Dr. Solik personally evaluates all patients; you will not be passed on to a PA or NP.  He obtains a detailed medical history, performs a focused physical exam, and then diagnoses the source of your medical problem to determine a treatment plan.


Gastrointestinal problems or complaints often seen in the office:


  • Gastroesophageal reflux   

  • Barrett's esophagus          

  • Esophageal stricture          

  • Ulcers  

  • Celiac disease           

  • Small Bowel Bacterial Overgrowth          

  • Pancreatitis          

  • Gallstones

  • Colon cancer screening        

  •  Diverticulitis          

  • Colon Polyps          

  • Irritable Bowel Syndrome

  • Inflammatory Bowel Disease:   Ulcerative colitis/ Crohn's disease          

  • Diarrhea    

  • Constipation     

  • Clostridium Difficile

  • Cirrhosis          

  • Esophageal varices






What is the GI tract?


The gastrointestinal (GI) tract is the tube that runs from the mouth to the rectum.
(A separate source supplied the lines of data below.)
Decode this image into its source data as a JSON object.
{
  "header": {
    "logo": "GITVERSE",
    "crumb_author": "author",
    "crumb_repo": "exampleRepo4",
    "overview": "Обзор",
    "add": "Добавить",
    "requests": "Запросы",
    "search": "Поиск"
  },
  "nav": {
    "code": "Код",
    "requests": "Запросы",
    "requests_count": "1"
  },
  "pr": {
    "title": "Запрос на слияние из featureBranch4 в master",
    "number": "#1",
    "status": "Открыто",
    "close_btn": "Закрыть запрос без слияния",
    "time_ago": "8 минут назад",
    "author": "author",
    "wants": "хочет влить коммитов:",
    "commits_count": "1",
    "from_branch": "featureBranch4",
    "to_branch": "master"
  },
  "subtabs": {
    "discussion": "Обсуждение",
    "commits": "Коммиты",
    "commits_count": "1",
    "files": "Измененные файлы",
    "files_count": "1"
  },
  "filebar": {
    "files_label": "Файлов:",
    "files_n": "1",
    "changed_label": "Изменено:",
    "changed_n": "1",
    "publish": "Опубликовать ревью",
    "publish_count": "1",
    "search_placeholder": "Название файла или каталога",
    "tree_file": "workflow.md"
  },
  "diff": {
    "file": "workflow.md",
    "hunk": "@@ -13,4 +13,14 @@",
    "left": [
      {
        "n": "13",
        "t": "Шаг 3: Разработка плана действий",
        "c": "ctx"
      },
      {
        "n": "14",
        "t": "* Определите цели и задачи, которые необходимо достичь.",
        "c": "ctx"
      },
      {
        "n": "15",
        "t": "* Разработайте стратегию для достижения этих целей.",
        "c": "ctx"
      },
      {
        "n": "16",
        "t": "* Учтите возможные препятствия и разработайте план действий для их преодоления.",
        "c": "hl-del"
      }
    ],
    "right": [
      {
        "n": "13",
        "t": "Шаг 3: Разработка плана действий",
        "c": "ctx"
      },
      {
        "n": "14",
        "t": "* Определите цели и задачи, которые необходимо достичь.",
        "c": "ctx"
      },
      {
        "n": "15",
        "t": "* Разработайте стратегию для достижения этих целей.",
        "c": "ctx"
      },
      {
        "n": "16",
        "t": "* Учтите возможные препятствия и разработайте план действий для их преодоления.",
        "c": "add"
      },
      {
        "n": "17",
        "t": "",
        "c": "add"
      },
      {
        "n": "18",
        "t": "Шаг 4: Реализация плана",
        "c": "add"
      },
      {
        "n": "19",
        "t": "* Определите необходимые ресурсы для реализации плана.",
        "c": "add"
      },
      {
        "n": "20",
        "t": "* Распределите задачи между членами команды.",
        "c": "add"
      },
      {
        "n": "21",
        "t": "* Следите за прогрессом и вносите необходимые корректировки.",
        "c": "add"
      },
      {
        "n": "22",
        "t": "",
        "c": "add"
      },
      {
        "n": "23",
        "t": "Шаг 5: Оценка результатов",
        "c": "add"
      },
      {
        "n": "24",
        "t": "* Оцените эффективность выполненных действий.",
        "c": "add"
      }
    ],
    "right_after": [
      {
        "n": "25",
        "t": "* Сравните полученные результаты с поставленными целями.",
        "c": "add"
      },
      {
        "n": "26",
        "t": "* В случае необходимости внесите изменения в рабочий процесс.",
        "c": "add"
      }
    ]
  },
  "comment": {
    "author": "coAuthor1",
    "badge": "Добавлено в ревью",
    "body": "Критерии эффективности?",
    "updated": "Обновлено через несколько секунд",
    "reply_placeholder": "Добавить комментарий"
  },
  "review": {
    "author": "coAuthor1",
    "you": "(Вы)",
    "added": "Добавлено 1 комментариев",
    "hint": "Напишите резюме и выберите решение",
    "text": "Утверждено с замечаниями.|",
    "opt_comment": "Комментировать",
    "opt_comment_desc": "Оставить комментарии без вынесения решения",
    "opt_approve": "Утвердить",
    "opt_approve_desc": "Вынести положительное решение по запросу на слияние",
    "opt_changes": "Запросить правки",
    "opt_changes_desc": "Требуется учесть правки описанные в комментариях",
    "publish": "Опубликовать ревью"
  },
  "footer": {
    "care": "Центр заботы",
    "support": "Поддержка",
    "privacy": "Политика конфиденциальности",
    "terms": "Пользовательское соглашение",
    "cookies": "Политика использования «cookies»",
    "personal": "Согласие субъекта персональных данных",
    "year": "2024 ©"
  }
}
The GI tract includes the esophagus, stomach, duodenum, liver, pancreas, small intestine (also known as jejunum and ileum), large intestine (also known as the colon) and rectum.

When we chew and swallow food, it travels from the mouth to the stomach by moving through the esophagus. Once the food is in the stomach, the food is partially digested by the stomach acids and the movement in the stomach. The stomach empties the partially digested food into the duodenum. In the duodenum, the food is mixed with other digestive juices from the pancreas and liver. The liver provides the digestive juice, bile, and the pancreas provides digestive pancreatic enzymes. Together, these digestive juices complete the breakdown of the foods we eat.
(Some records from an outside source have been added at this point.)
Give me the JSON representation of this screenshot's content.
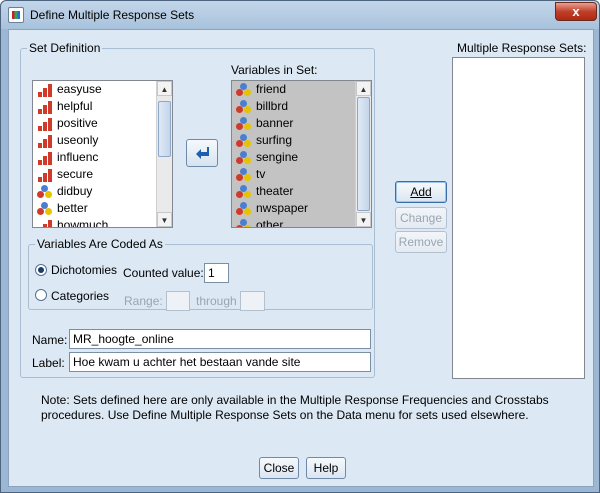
{
  "window": {
    "title": "Define Multiple Response Sets",
    "close_glyph": "x"
  },
  "set_definition": {
    "group_label": "Set Definition",
    "source_variables": [
      {
        "name": "easyuse",
        "icon": "scale-icon"
      },
      {
        "name": "helpful",
        "icon": "scale-icon"
      },
      {
        "name": "positive",
        "icon": "scale-icon"
      },
      {
        "name": "useonly",
        "icon": "scale-icon"
      },
      {
        "name": "influenc",
        "icon": "scale-icon"
      },
      {
        "name": "secure",
        "icon": "scale-icon"
      },
      {
        "name": "didbuy",
        "icon": "nominal-icon"
      },
      {
        "name": "better",
        "icon": "nominal-icon"
      },
      {
        "name": "howmuch",
        "icon": "scale-icon"
      }
    ],
    "variables_in_set_label": "Variables in Set:",
    "variables_in_set": [
      {
        "name": "friend",
        "icon": "nominal-icon"
      },
      {
        "name": "billbrd",
        "icon": "nominal-icon"
      },
      {
        "name": "banner",
        "icon": "nominal-icon"
      },
      {
        "name": "surfing",
        "icon": "nominal-icon"
      },
      {
        "name": "sengine",
        "icon": "nominal-icon"
      },
      {
        "name": "tv",
        "icon": "nominal-icon"
      },
      {
        "name": "theater",
        "icon": "nominal-icon"
      },
      {
        "name": "nwspaper",
        "icon": "nominal-icon"
      },
      {
        "name": "other",
        "icon": "nominal-icon"
      }
    ],
    "coded_as": {
      "group_label": "Variables Are Coded As",
      "dichotomies_label": "Dichotomies",
      "categories_label": "Categories",
      "selected": "Dichotomies",
      "counted_value_label": "Counted value:",
      "counted_value": "1",
      "range_label": "Range:",
      "through_label": "through",
      "range_from": "",
      "range_to": ""
    },
    "name_label": "Name:",
    "name_value": "MR_hoogte_online",
    "label_label": "Label:",
    "label_value": "Hoe kwam u achter het bestaan vande site"
  },
  "multiple_response_sets": {
    "label": "Multiple Response Sets:",
    "items": []
  },
  "buttons": {
    "add": "Add",
    "change": "Change",
    "remove": "Remove",
    "close": "Close",
    "help": "Help"
  },
  "note": "Note: Sets defined here are only available in the Multiple Response Frequencies and Crosstabs procedures. Use Define Multiple Response Sets on the Data menu for sets used elsewhere.",
  "colors": {
    "frame": "#9cb7d3",
    "client": "#dce8f4",
    "selected_list": "#c3c3c3",
    "close_button": "#c0402a"
  }
}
From the duodenum, the digested food moves into the small intestine for more digestion and absorption. The major role of the small intestine is to absorb nutrients from the food. Once the nutrients are absorbed, the remaining liquid is passed into the large intestine. The major role of the large intestine is to remove the extra water and to form stool. The large intestine moves the stool to the rectum where it is eliminated.

The gastrointestinal tract is a very long muscular tube. It works together with the other organs to complete the digestive process. The small intestine is a very long, coiled tube. It is measured to be approximately 10-12 feet in children and 20-25 feet in adults. The large intestine is also a long tube which measures approximately 3 feet in children and 4-6 feet in adults.